Residents in Central Florida have lost more than $100,000 to a rising criminal trend called “bank jugging.”
Investigators say people are following drivers after they withdraw money from a bank, then smash into the person’s car to take the money.
There have been three elderly victims so far, including a 90-year-old. Police say they pull up in a tinted car, typically to a handicapped spot, wait for that person to get the cash and follow them to their next destination, where they steal the item and leave right away.
“It’s become a crime trend since February in Orlando,” Orlando police detective Aaron Goss said.
Police arrested Shawn Glenn Sr. for his involvement in at least two jugging cases from April and May. Investigators say he worked with his son, Shawn Glenn Jr., and his girlfriend to rob people across the Orlando area.
Police are still looking to Glenn Jr., along with Broderick Graves and Michael Fisher, who are believed to be from the Houston area and tied to cases across the country.
Police said they were part of what’s known as the Glenn Crew, believing they could be connected to as many as 13 different jugging cases that have happened in the area, including the three seniors.
“The elderly obviously tugs at the heartstrings a little more than the regular victims,” Goss said.
The theft normally happens in just seconds and it's happening in several Central Florida cities. Since March of this year, victims in the region have lost more than $100,000 combined.
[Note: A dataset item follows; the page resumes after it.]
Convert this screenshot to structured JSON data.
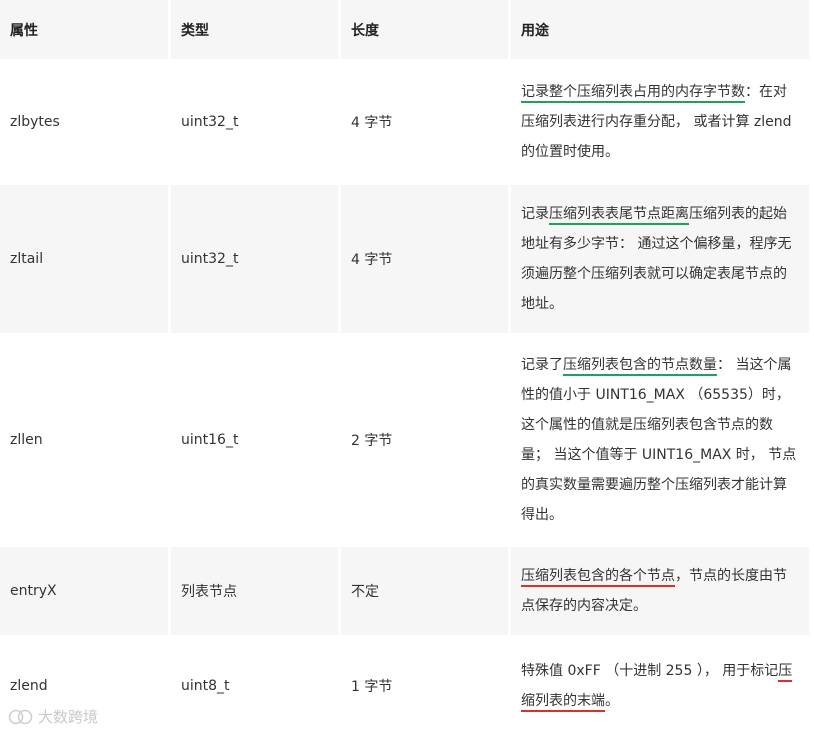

— Orlando Police (@OrlandoPolice) August 2, 2023
Bank jugging cases are also open in Ocoee, Winter Garden and in Osceola County.
Goss is warning everyone to be on the lookout on their next trip to the bank.
“They all have serious criminal records that are violent. They all have firearm charges,” he said. “They all have very serious, violent backgrounds. So even though this hasn’t escalated to violence yet, the propensity is always there.”
Goss said one of the best ways to be wary is to just overall be aware of your surroundings. And if you do take the money out, put it in your pocket before you leave the doors. If you have another errand to run after you stop at the bank, take that money with you.
Hear from a victim of “bank hugging” in the story below: